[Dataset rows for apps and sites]
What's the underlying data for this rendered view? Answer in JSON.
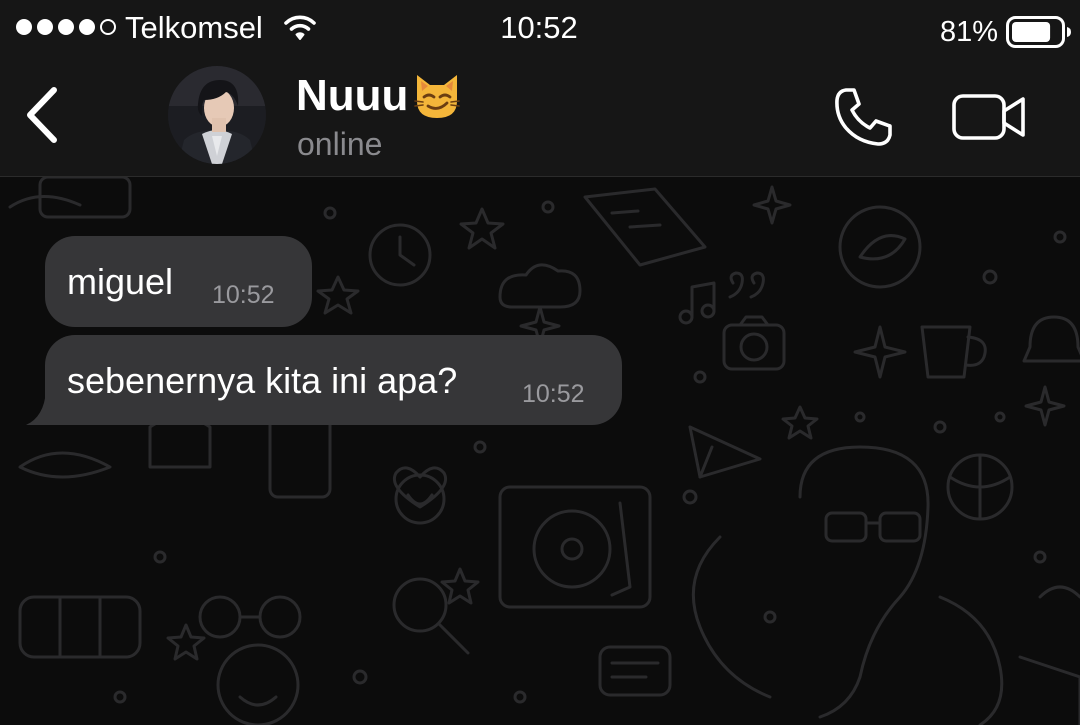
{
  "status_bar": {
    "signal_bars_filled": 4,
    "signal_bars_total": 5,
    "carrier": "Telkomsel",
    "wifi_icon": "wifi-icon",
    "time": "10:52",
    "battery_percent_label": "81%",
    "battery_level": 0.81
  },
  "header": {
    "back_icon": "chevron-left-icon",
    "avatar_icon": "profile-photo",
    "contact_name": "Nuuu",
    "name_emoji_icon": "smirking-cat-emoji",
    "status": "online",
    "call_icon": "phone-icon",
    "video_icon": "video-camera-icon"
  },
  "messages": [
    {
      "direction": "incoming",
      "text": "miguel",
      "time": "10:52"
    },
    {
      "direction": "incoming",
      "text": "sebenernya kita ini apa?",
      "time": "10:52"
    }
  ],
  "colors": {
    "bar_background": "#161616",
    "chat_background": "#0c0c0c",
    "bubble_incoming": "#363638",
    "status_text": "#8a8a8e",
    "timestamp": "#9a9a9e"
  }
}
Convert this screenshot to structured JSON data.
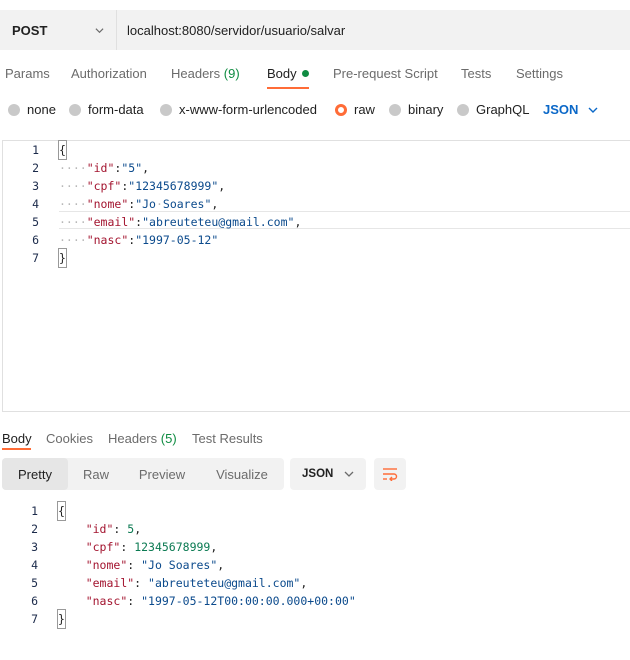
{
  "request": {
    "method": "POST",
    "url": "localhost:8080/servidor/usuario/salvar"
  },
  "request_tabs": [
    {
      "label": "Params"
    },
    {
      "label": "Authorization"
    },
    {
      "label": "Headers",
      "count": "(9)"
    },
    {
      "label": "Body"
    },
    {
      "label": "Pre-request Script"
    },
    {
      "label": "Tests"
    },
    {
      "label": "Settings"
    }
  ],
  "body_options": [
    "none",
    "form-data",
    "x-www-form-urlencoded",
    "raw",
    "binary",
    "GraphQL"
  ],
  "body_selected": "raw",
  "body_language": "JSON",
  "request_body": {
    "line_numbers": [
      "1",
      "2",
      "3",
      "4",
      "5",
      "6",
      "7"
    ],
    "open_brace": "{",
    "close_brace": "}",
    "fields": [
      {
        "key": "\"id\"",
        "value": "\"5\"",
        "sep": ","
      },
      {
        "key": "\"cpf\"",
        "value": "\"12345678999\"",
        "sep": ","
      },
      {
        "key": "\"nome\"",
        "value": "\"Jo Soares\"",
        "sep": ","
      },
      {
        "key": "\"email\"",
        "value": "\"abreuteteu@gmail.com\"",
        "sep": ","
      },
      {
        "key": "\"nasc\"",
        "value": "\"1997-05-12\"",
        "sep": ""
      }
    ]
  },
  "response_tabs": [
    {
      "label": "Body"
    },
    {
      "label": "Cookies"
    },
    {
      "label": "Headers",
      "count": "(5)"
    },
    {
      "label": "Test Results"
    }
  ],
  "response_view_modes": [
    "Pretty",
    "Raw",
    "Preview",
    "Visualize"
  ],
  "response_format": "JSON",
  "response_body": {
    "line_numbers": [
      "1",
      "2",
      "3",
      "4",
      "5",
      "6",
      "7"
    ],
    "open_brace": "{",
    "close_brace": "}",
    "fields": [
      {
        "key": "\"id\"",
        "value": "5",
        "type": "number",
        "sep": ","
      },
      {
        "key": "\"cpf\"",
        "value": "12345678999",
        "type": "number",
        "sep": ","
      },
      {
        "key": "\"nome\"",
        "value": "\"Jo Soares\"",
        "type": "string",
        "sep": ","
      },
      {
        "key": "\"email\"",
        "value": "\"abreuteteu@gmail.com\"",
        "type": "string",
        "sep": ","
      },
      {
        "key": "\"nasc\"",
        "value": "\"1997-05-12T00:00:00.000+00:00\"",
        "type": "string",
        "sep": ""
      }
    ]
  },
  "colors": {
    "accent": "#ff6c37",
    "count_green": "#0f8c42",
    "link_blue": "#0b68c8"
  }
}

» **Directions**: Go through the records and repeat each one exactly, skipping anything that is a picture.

» **Task solution**:
What's the underlying data for this rendered view? Answer in JSON.
{
  "status_bar": {
    "signal_bars_filled": 4,
    "signal_bars_total": 5,
    "carrier": "Telkomsel",
    "wifi_icon": "wifi-icon",
    "time": "10:52",
    "battery_percent_label": "81%",
    "battery_level": 0.81
  },
  "header": {
    "back_icon": "chevron-left-icon",
    "avatar_icon": "profile-photo",
    "contact_name": "Nuuu",
    "name_emoji_icon": "smirking-cat-emoji",
    "status": "online",
    "call_icon": "phone-icon",
    "video_icon": "video-camera-icon"
  },
  "messages": [
    {
      "direction": "incoming",
      "text": "miguel",
      "time": "10:52"
    },
    {
      "direction": "incoming",
      "text": "sebenernya kita ini apa?",
      "time": "10:52"
    }
  ],
  "colors": {
    "bar_background": "#161616",
    "chat_background": "#0c0c0c",
    "bubble_incoming": "#363638",
    "status_text": "#8a8a8e",
    "timestamp": "#9a9a9e"
  }
}
Convert this screenshot to structured JSON data.
{
  "request": {
    "method": "POST",
    "url": "localhost:8080/servidor/usuario/salvar"
  },
  "request_tabs": [
    {
      "label": "Params"
    },
    {
      "label": "Authorization"
    },
    {
      "label": "Headers",
      "count": "(9)"
    },
    {
      "label": "Body"
    },
    {
      "label": "Pre-request Script"
    },
    {
      "label": "Tests"
    },
    {
      "label": "Settings"
    }
  ],
  "body_options": [
    "none",
    "form-data",
    "x-www-form-urlencoded",
    "raw",
    "binary",
    "GraphQL"
  ],
  "body_selected": "raw",
  "body_language": "JSON",
  "request_body": {
    "line_numbers": [
      "1",
      "2",
      "3",
      "4",
      "5",
      "6",
      "7"
    ],
    "open_brace": "{",
    "close_brace": "}",
    "fields": [
      {
        "key": "\"id\"",
        "value": "\"5\"",
        "sep": ","
      },
      {
        "key": "\"cpf\"",
        "value": "\"12345678999\"",
        "sep": ","
      },
      {
        "key": "\"nome\"",
        "value": "\"Jo Soares\"",
        "sep": ","
      },
      {
        "key": "\"email\"",
        "value": "\"abreuteteu@gmail.com\"",
        "sep": ","
      },
      {
        "key": "\"nasc\"",
        "value": "\"1997-05-12\"",
        "sep": ""
      }
    ]
  },
  "response_tabs": [
    {
      "label": "Body"
    },
    {
      "label": "Cookies"
    },
    {
      "label": "Headers",
      "count": "(5)"
    },
    {
      "label": "Test Results"
    }
  ],
  "response_view_modes": [
    "Pretty",
    "Raw",
    "Preview",
    "Visualize"
  ],
  "response_format": "JSON",
  "response_body": {
    "line_numbers": [
      "1",
      "2",
      "3",
      "4",
      "5",
      "6",
      "7"
    ],
    "open_brace": "{",
    "close_brace": "}",
    "fields": [
      {
        "key": "\"id\"",
        "value": "5",
        "type": "number",
        "sep": ","
      },
      {
        "key": "\"cpf\"",
        "value": "12345678999",
        "type": "number",
        "sep": ","
      },
      {
        "key": "\"nome\"",
        "value": "\"Jo Soares\"",
        "type": "string",
        "sep": ","
      },
      {
        "key": "\"email\"",
        "value": "\"abreuteteu@gmail.com\"",
        "type": "string",
        "sep": ","
      },
      {
        "key": "\"nasc\"",
        "value": "\"1997-05-12T00:00:00.000+00:00\"",
        "type": "string",
        "sep": ""
      }
    ]
  },
  "colors": {
    "accent": "#ff6c37",
    "count_green": "#0f8c42",
    "link_blue": "#0b68c8"
  }
}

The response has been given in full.